The film received overall positive reviews, with a 90% approval rating on Rotten Tomatoes. Particularly praised was given to the acting trio of Goodman, Winstead, and Gallaher Jr. 10 Cloverfield Lane is great because, it truly is just a kissing cousin to Cloverfield, it doesn’t try to reproduce the same effect or be a sequel, and despite the sci-fi-intensive finale and winking title, at heart this is a character drama, and director Dan Trachtenberg executes the entire film as such.

The twists and turns of the plot keep the audience guessing what is going on not only inside the house, but outside as well. And if this film is not enough for you, there is more likely than not, a sequel in the works.


12. April and the Extraordinary World

April and the Extraordinary World

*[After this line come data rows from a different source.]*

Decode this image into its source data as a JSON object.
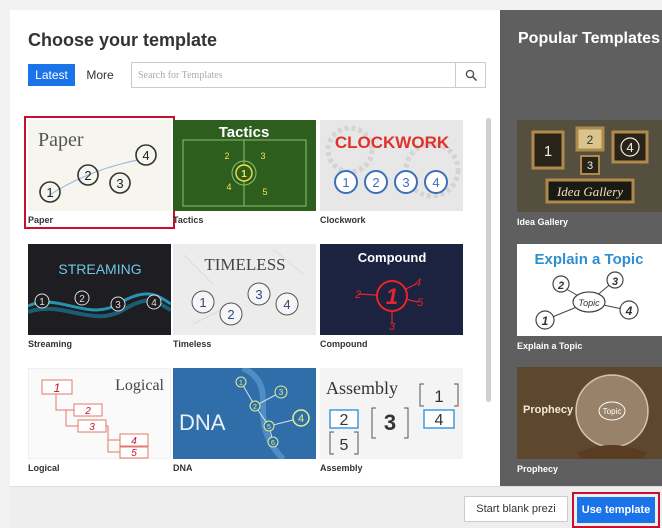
{
  "dialog": {
    "title": "Choose your template",
    "tabs": {
      "latest": "Latest",
      "more": "More"
    },
    "search": {
      "placeholder": "Search for Templates",
      "value": "",
      "icon": "search-icon"
    }
  },
  "templates": [
    {
      "label": "Paper",
      "thumb_title": "Paper",
      "selected": true,
      "nums": [
        "1",
        "2",
        "3",
        "4"
      ]
    },
    {
      "label": "Tactics",
      "thumb_title": "Tactics",
      "nums": [
        "1",
        "2",
        "3",
        "4",
        "5"
      ]
    },
    {
      "label": "Clockwork",
      "thumb_title": "CLOCKWORK",
      "nums": [
        "1",
        "2",
        "3",
        "4"
      ]
    },
    {
      "label": "Streaming",
      "thumb_title": "STREAMING",
      "nums": [
        "1",
        "2",
        "3",
        "4"
      ]
    },
    {
      "label": "Timeless",
      "thumb_title": "TIMELESS",
      "nums": [
        "1",
        "2",
        "3",
        "4"
      ]
    },
    {
      "label": "Compound",
      "thumb_title": "Compound",
      "nums": [
        "1",
        "2",
        "3",
        "4",
        "5"
      ]
    },
    {
      "label": "Logical",
      "thumb_title": "Logical",
      "nums": [
        "1",
        "2",
        "3",
        "4",
        "5"
      ]
    },
    {
      "label": "DNA",
      "thumb_title": "DNA",
      "nums": [
        "1",
        "2",
        "3",
        "4",
        "5",
        "6"
      ]
    },
    {
      "label": "Assembly",
      "thumb_title": "Assembly",
      "nums": [
        "1",
        "2",
        "3",
        "4",
        "5"
      ]
    }
  ],
  "popular": {
    "title": "Popular Templates",
    "items": [
      {
        "label": "Idea Gallery",
        "thumb_title": "Idea Gallery",
        "nums": [
          "1",
          "2",
          "3",
          "4"
        ]
      },
      {
        "label": "Explain a Topic",
        "thumb_title": "Explain a Topic",
        "center": "Topic",
        "nums": [
          "1",
          "2",
          "3",
          "4"
        ]
      },
      {
        "label": "Prophecy",
        "thumb_title": "Prophecy",
        "center": "Topic"
      }
    ]
  },
  "footer": {
    "blank_label": "Start blank prezi",
    "use_label": "Use template"
  },
  "colors": {
    "accent": "#1a73e8",
    "highlight": "#c8102e",
    "sidebar": "#5f5f5f",
    "clockwork_red": "#e0322b",
    "tactics_green": "#2e5e1e",
    "compound_red": "#e5242b",
    "dna_blue": "#2f6ea8"
  }
}
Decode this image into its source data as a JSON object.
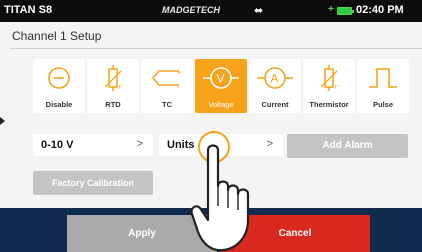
{
  "status_bar": {
    "device": "TITAN S8",
    "brand": "MADGETECH",
    "time": "02:40 PM",
    "usb_icon": "usb-icon",
    "battery_icon": "battery-icon"
  },
  "page": {
    "title": "Channel 1 Setup"
  },
  "sensor_types": [
    {
      "label": "Disable",
      "icon": "disable-icon"
    },
    {
      "label": "RTD",
      "icon": "rtd-icon"
    },
    {
      "label": "TC",
      "icon": "thermocouple-icon"
    },
    {
      "label": "Voltage",
      "icon": "voltage-icon"
    },
    {
      "label": "Current",
      "icon": "current-icon"
    },
    {
      "label": "Thermistor",
      "icon": "thermistor-icon"
    },
    {
      "label": "Pulse",
      "icon": "pulse-icon"
    }
  ],
  "selected_sensor": "Voltage",
  "controls": {
    "range_value": "0-10 V",
    "units_label": "Units",
    "chevron": ">",
    "add_alarm": "Add Alarm",
    "factory_calibration": "Factory Calibration"
  },
  "footer": {
    "apply": "Apply",
    "cancel": "Cancel"
  },
  "colors": {
    "accent": "#f7a21b",
    "cancel": "#d9291e",
    "bottom_bar": "#102b4e",
    "disabled": "#c4c4c4"
  }
}
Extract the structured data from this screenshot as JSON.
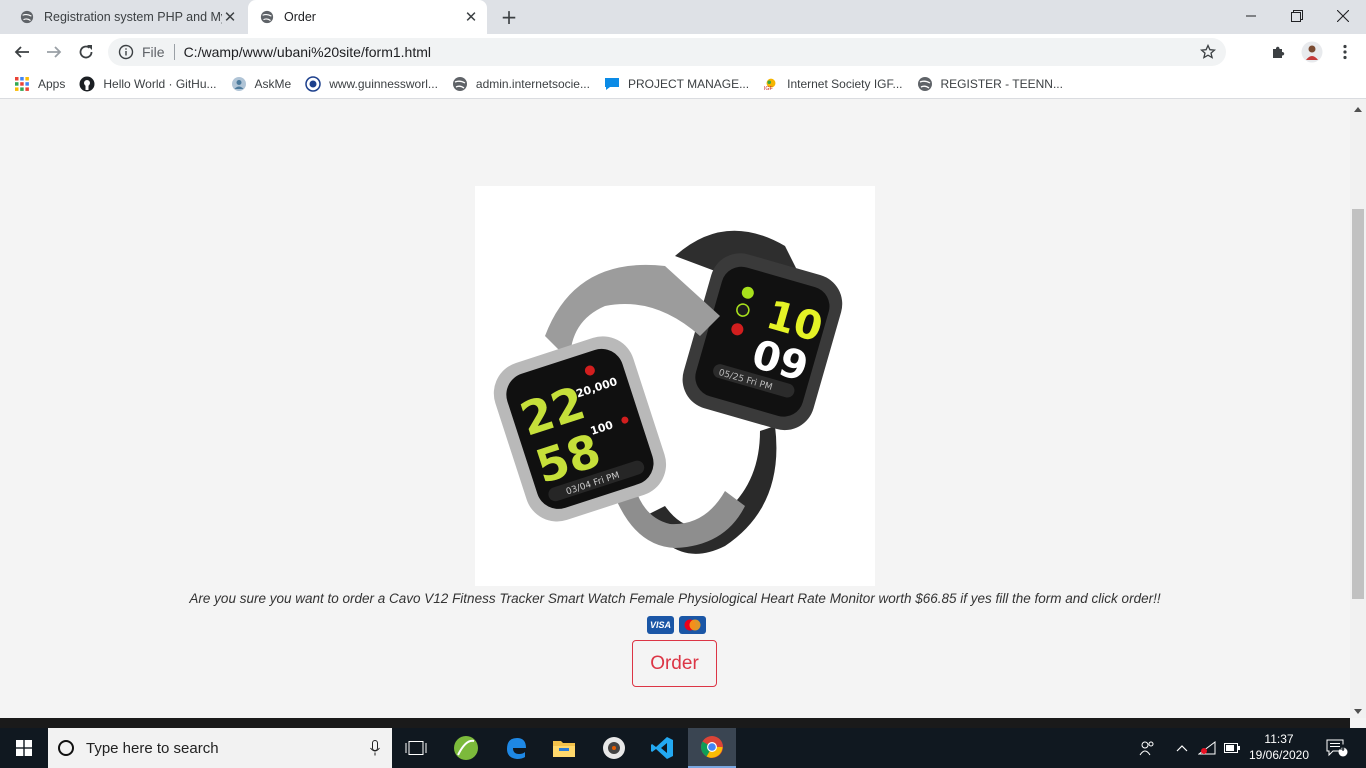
{
  "tabs": [
    {
      "title": "Registration system PHP and My",
      "active": false
    },
    {
      "title": "Order",
      "active": true
    }
  ],
  "toolbar": {
    "scheme_label": "File",
    "url": "C:/wamp/www/ubani%20site/form1.html"
  },
  "bookmarks": [
    {
      "label": "Apps",
      "icon": "apps-grid-icon"
    },
    {
      "label": "Hello World · GitHu...",
      "icon": "github-icon"
    },
    {
      "label": "AskMe",
      "icon": "askme-icon"
    },
    {
      "label": "www.guinnessworl...",
      "icon": "guinness-icon"
    },
    {
      "label": "admin.internetsocie...",
      "icon": "globe-icon"
    },
    {
      "label": "PROJECT MANAGE...",
      "icon": "chat-icon"
    },
    {
      "label": "Internet Society IGF...",
      "icon": "igf-icon"
    },
    {
      "label": "REGISTER - TEENN...",
      "icon": "globe-icon"
    }
  ],
  "page": {
    "question": "Are you sure you want to order a Cavo V12 Fitness Tracker Smart Watch Female Physiological Heart Rate Monitor worth $66.85 if yes fill the form and click order!!",
    "cards": [
      "VISA",
      "mastercard"
    ],
    "order_label": "Order",
    "watch_left": {
      "hour": "22",
      "minute": "58",
      "steps": "20,000",
      "heart": "100",
      "date": "03/04 Fri PM"
    },
    "watch_right": {
      "hour": "10",
      "minute": "09",
      "date": "05/25 Fri PM"
    }
  },
  "taskbar": {
    "search_placeholder": "Type here to search",
    "time": "11:37",
    "date": "19/06/2020",
    "notifications": "4"
  },
  "colors": {
    "order_button": "#dc3545",
    "page_bg": "#f4f4f4",
    "tabstrip_bg": "#dee1e6",
    "taskbar_bg": "#101820"
  }
}
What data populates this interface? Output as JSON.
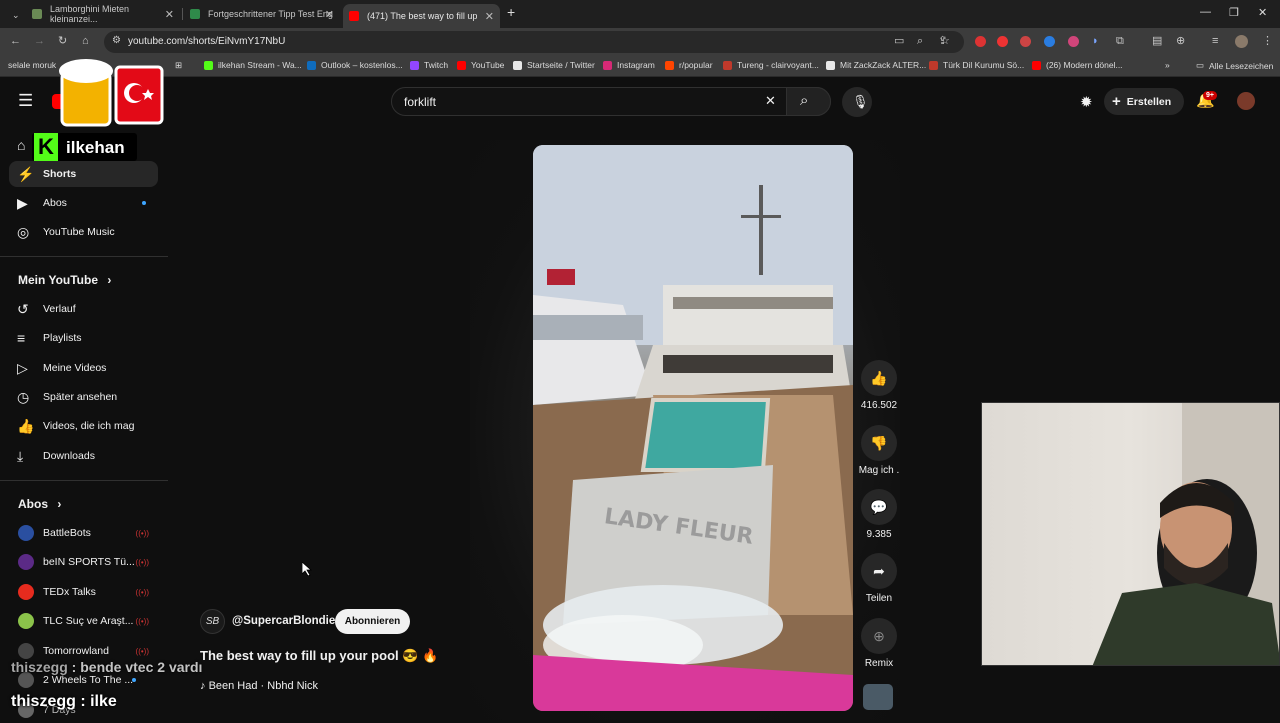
{
  "browser": {
    "tabs": [
      {
        "title": "Lamborghini Mieten kleinanzei...",
        "fav_color": "#6a8a55"
      },
      {
        "title": "Fortgeschrittener Tipp Test Eng",
        "fav_color": "#2f8a4a"
      },
      {
        "title": "(471) The best way to fill up",
        "fav_color": "#ff0000"
      }
    ],
    "url": "youtube.com/shorts/EiNvmY17NbU",
    "bookmarks": [
      {
        "label": "selale moruk",
        "color": "#888"
      },
      {
        "label": "ilkehan Stream - Wa...",
        "color": "#53fc18"
      },
      {
        "label": "Outlook – kostenlos...",
        "color": "#0f6cbd"
      },
      {
        "label": "Twitch",
        "color": "#9146ff"
      },
      {
        "label": "YouTube",
        "color": "#ff0000"
      },
      {
        "label": "Startseite / Twitter",
        "color": "#e8e8e8"
      },
      {
        "label": "Instagram",
        "color": "#d62976"
      },
      {
        "label": "r/popular",
        "color": "#ff4500"
      },
      {
        "label": "Tureng - clairvoyant...",
        "color": "#c0392b"
      },
      {
        "label": "Mit ZackZack ALTER...",
        "color": "#e8e8e8"
      },
      {
        "label": "Türk Dil Kurumu Sö...",
        "color": "#c0392b"
      },
      {
        "label": "(26) Modern dönel...",
        "color": "#ff0000"
      }
    ],
    "all_bookmarks": "Alle Lesezeichen"
  },
  "header": {
    "search_value": "forklift",
    "create_label": "Erstellen",
    "notifications": "9+"
  },
  "overlay": {
    "kick_name": "ilkehan"
  },
  "sidebar": {
    "items": [
      {
        "label": "Shorts",
        "icon": "shorts-icon"
      },
      {
        "label": "Abos",
        "icon": "subscriptions-icon"
      },
      {
        "label": "YouTube Music",
        "icon": "music-icon"
      }
    ],
    "mein_youtube": "Mein YouTube",
    "you_items": [
      {
        "label": "Verlauf"
      },
      {
        "label": "Playlists"
      },
      {
        "label": "Meine Videos"
      },
      {
        "label": "Später ansehen"
      },
      {
        "label": "Videos, die ich mag"
      },
      {
        "label": "Downloads"
      }
    ],
    "abos_head": "Abos",
    "channels": [
      {
        "label": "BattleBots",
        "color": "#2a4fa0"
      },
      {
        "label": "beIN SPORTS Tü...",
        "color": "#5b2a86"
      },
      {
        "label": "TEDx Talks",
        "color": "#e62b1e"
      },
      {
        "label": "TLC Suç ve Araşt...",
        "color": "#8bc34a"
      },
      {
        "label": "Tomorrowland",
        "color": "#444"
      },
      {
        "label": "2 Wheels To The ...",
        "color": "#555"
      },
      {
        "label": "7 Days",
        "color": "#666"
      }
    ]
  },
  "short": {
    "likes": "416.502",
    "dislike_label": "Mag ich .",
    "comments": "9.385",
    "share_label": "Teilen",
    "remix_label": "Remix",
    "channel_avatar": "SB",
    "channel": "@SupercarBlondie",
    "subscribe": "Abonnieren",
    "title": "The best way to fill up your pool 😎 🔥",
    "music": "Been Had · Nbhd Nick",
    "boat_name": "LADY FLEUR"
  },
  "chat": [
    {
      "user": "thiszegg",
      "msg": "bende vtec 2 vardı"
    },
    {
      "user": "thiszegg",
      "msg": "ilke"
    }
  ]
}
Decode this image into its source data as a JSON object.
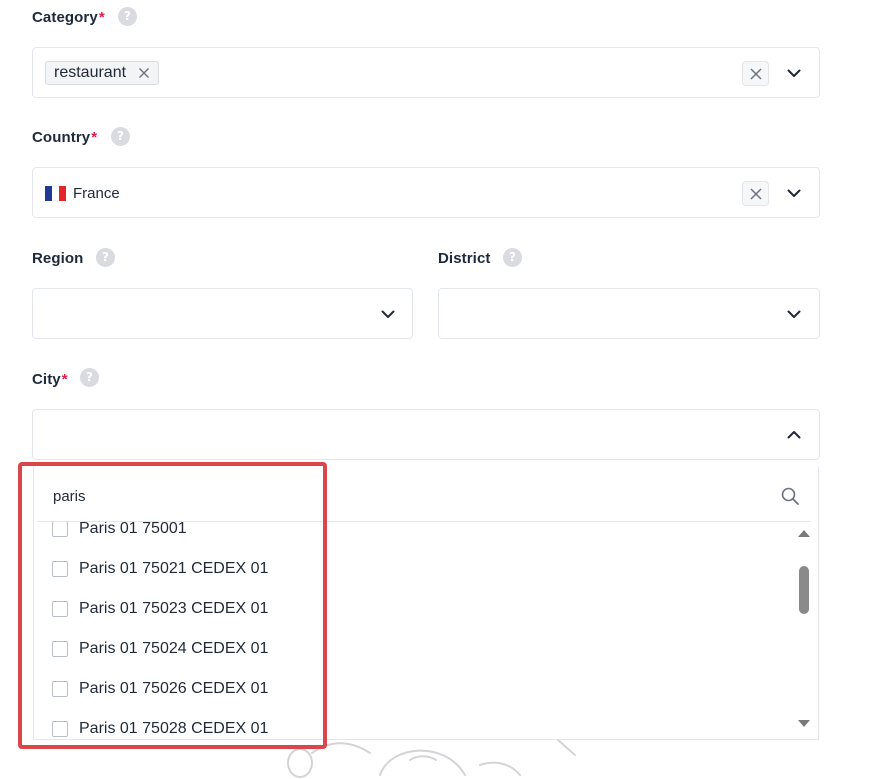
{
  "category": {
    "label": "Category",
    "required_mark": "*",
    "help_glyph": "?",
    "selected_chips": [
      {
        "label": "restaurant"
      }
    ]
  },
  "country": {
    "label": "Country",
    "required_mark": "*",
    "help_glyph": "?",
    "value": "France",
    "flag_colors": [
      "#1f3a93",
      "#ffffff",
      "#e4262b"
    ]
  },
  "region": {
    "label": "Region",
    "help_glyph": "?",
    "value": ""
  },
  "district": {
    "label": "District",
    "help_glyph": "?",
    "value": ""
  },
  "city": {
    "label": "City",
    "required_mark": "*",
    "help_glyph": "?",
    "value": "",
    "dropdown": {
      "search_value": "paris",
      "options": [
        {
          "label": "Paris 01 75001",
          "checked": false
        },
        {
          "label": "Paris 01 75021 CEDEX 01",
          "checked": false
        },
        {
          "label": "Paris 01 75023 CEDEX 01",
          "checked": false
        },
        {
          "label": "Paris 01 75024 CEDEX 01",
          "checked": false
        },
        {
          "label": "Paris 01 75026 CEDEX 01",
          "checked": false
        },
        {
          "label": "Paris 01 75028 CEDEX 01",
          "checked": false
        }
      ]
    }
  },
  "icons": {
    "help": "question-mark-icon",
    "remove_chip": "close-icon",
    "clear": "close-icon",
    "expand": "chevron-down-icon",
    "collapse": "chevron-up-icon",
    "search": "search-icon",
    "scroll_up": "triangle-up-icon",
    "scroll_down": "triangle-down-icon"
  },
  "colors": {
    "required": "#e11d48",
    "highlight_box": "#d9474b",
    "field_border": "#e3e6ea",
    "help_badge": "#d9dbe0"
  }
}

One of three animated titles on this list, April and the Extraordinary World is a French-Belgian-Canadian animated fantasy thriller film co-directed by Christian Desmares and Franck Ekinci and co-written by Ekinci and Benjamin Legrand. Marion Cotillard plays the title role of April.

The film follows a teen (Marion Cotillard) along with her talking cat (Philippe Katerine), embark on a quest to find her missing parents in 1941 Paris. The film had its world premiere at the Annecy International Animation Film Festival on 15 June 2015.

StudioCanal released the film in France on 4 November 2015. O’Brother Distribution released it in Belgium on the same day. Gkids released the film in US in 2016, starting with a limited release in New York on 25 March 2016 and then to theaters nationwide on 8 April 2016.

The film received the Best Feature Film prize at the Annecy International Animation Film Festival and was nominated for Best Animated Feature at the Cesar Awards.

April and the Extraordinary World (French title: Avril et le Monde truqué), also titled April and the Twisted World, currently holds at 98% approval rating on Rotten Tomatoes, with only one negative review of the film noted on the site, with critics praising the film’s colorful imagination and its spectacular delights for animation fans. If you are a fan of animation, this French language flick will excite all of you desires.


13. The Conjuring 2

The Conjuring 2

When a horror movie gets a sequel, most of the time it pales in comparison or the first film wasn’t even good enough to have a sequel in the first place. The Conjuring 2 bucks those trends. Directed by James Wan and written by Carey Hayes, Chad Hayes, Wan and David Leslie Johnson.

It is the sequel to the 2013 film The Conjuring, and is the second installment in The Conjuring film series. Patrick Wilson and Vera Farmiga reprise their roles as paranormal investigators and authors Ed and Lorraine Warren from the first film. The film follows the Warrens as they travel to England to assist the Hodgson family, who are experiencing poltergeist activity at their Brimsdown, Enfield council house in 1977.

The Conjuring 2 was released in the United States on June 10, 2016. The film received generally positive reviews from critics and has grossed over $242 million worldwide.A spin-off film is currently in development, with Wan and Safran set to produce. Many critics agreed that The Conjuring 2 did not jump off the screen like it’s predecessor did, but still delivered plenty of scares and dread throughout.

The film currently has a 79% approval rating on Rotten Tomatoes and although we experience some familiarity with characters and story, it is still a spine-tingling scarefest made with a great deal of skill. Overall, especially for a horror sequel or any sequel for that matter, The Conjuring 2 delivers, it was better than many expected it to be and it is one hell of a movie.